Iowa City's public bus service is better and less expensive than that of most American cities. Service is provided between 6:00 a.m. and 9:30 p.m. Mondays through Fridays and between 6:00 a.m. and 6:30 p.m. on Saturdays. No service is available on Sundays. Complete details about routes, fares, transfers and related matters is on the Iowa City Transit website and at eBONGO.
Coralville Transit System
There is a separate bus company based in Coralville, the community adjacent to Iowa City. To get information about Coralville Transit schedules and routes, use the Coralville Transit website or the eBONGO system, or call 319-248-1790. Coralville buses are blue in color.
There are several taxicab (usually called "cab") companies in Iowa City. Taxicabs have meters that register the fare a passenger must pay. It is customary to pay an additional 10 to 20 per cent of the fare as a "tip." Many of these companies provide transportation between Iowa City and the Eastern Iowa Airport.
Intercity bus service is a transportation resource for people in Iowa who do not drive or choose not to drive. The service allows them to reach destinations across the country. For more information visit the Iowa Intercity Bus Line or Google companies such as Greyhound, Burlington Trailways, Megabus, etc.
The airport nearest Iowa City is the Eastern Iowa Airport, which is on the outskirts of Cedar Rapids, about 20 miles away.
You can make reservations for air travel directly with an airline, through a travel agency, or with one of several websites, like KAYAK, Priceline, etc. that sell tickets on behalf of several airlines. Ask friends or acquaintances what sites they have found helpful.

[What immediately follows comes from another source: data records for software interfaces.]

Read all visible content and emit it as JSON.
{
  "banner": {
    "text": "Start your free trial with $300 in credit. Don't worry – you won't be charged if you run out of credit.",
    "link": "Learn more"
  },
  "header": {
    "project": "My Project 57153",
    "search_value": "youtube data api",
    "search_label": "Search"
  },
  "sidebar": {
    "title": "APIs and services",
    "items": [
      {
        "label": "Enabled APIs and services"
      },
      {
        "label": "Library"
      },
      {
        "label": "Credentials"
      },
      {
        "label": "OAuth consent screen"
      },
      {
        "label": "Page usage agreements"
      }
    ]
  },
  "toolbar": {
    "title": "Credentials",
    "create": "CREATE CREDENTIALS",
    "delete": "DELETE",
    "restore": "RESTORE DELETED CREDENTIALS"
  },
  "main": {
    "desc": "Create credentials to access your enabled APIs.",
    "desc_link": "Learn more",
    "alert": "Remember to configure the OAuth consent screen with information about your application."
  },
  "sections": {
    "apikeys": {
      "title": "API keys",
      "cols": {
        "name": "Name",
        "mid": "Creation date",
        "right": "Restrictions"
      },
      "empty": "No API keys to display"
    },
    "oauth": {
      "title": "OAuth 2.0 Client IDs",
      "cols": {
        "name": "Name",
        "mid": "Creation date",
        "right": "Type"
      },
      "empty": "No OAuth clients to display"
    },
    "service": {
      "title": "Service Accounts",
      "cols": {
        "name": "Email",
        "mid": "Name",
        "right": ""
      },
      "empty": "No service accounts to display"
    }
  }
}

Transportation Service to/from the Eastern Iowa Airport
Please see https://flycid.com/ground-transportation/ for means of transportation.
The railroad line is known as Amtrak. It stops in Mt. Pleasant, Iowa (about 50 miles from Iowa City) and in Davenport, Iowa (about 51 miles from Iowa City). Train service in the U.S. is not of the high quality found in Japan or Europe, but it can be an interesting way to see the country. For more information on Amtrak, please see https://www.amtrak.com/home.html.

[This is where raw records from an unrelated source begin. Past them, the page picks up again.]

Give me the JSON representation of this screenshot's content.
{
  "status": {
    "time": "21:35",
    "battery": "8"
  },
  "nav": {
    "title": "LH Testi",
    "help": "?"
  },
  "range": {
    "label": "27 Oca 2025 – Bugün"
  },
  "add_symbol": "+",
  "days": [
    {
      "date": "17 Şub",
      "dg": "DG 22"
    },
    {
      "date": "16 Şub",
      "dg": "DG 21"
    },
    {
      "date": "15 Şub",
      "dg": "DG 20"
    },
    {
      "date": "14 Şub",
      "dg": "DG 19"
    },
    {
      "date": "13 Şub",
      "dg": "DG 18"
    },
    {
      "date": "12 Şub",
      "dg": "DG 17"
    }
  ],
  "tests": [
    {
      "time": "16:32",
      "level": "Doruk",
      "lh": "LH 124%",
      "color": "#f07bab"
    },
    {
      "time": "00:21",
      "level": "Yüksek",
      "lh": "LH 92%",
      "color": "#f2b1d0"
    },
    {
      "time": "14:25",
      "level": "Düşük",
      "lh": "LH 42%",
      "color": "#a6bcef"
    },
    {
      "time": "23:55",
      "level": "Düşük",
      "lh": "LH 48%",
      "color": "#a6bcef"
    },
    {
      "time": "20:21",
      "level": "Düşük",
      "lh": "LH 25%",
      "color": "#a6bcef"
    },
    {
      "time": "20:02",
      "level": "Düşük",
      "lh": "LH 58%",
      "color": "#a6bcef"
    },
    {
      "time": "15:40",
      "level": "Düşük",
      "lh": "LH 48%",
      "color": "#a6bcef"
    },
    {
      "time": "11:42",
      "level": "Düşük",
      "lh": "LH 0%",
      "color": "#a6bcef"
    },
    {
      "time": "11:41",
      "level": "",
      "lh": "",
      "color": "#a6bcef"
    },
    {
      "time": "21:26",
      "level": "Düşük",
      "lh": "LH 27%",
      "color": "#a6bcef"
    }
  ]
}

Any licensed driver can rent a car for a day, weekend, week, or month. Prices vary, so you should call a number of agencies and ask about their charges.
Iowa City and the University of Iowa have a contract with Zip Cars which may be rented by the hour or the day.
You may also Google "Iowa City car rental" for a number of local businesses that rent cars.
It is unusual on American highways to see people hitchhiking, that is, standing beside the road and indicating with a thumb or sign that they want a ride in a passing car. Hitchhiking is illegal in many states and is considered dangerous.